§ Data section:
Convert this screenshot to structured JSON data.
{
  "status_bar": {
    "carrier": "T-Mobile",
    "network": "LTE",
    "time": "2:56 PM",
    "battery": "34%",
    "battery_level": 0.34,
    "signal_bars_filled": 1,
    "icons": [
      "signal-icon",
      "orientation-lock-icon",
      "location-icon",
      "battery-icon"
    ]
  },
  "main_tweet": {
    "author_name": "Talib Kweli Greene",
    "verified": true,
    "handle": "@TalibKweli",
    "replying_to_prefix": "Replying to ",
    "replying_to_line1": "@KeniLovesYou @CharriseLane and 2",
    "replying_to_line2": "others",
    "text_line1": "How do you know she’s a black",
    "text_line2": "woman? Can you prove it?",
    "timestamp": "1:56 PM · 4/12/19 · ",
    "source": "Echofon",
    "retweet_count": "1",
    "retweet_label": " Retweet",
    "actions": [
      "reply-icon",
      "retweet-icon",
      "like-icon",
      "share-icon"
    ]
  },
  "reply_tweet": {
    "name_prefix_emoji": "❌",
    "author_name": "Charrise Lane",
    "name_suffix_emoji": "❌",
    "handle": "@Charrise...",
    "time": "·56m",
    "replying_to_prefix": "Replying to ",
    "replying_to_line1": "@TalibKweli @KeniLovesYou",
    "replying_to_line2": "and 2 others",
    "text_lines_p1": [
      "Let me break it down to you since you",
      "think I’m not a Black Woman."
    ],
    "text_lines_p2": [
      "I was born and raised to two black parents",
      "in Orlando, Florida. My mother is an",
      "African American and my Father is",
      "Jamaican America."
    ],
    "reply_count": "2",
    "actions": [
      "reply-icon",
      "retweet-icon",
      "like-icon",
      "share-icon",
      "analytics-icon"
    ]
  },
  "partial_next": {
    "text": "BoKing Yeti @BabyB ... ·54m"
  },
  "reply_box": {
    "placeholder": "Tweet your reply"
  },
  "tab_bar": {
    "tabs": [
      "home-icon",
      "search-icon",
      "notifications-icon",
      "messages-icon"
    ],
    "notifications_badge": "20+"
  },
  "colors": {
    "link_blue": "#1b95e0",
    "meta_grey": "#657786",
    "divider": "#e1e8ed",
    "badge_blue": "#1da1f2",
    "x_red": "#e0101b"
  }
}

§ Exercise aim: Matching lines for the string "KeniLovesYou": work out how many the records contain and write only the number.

§ Answer space: 2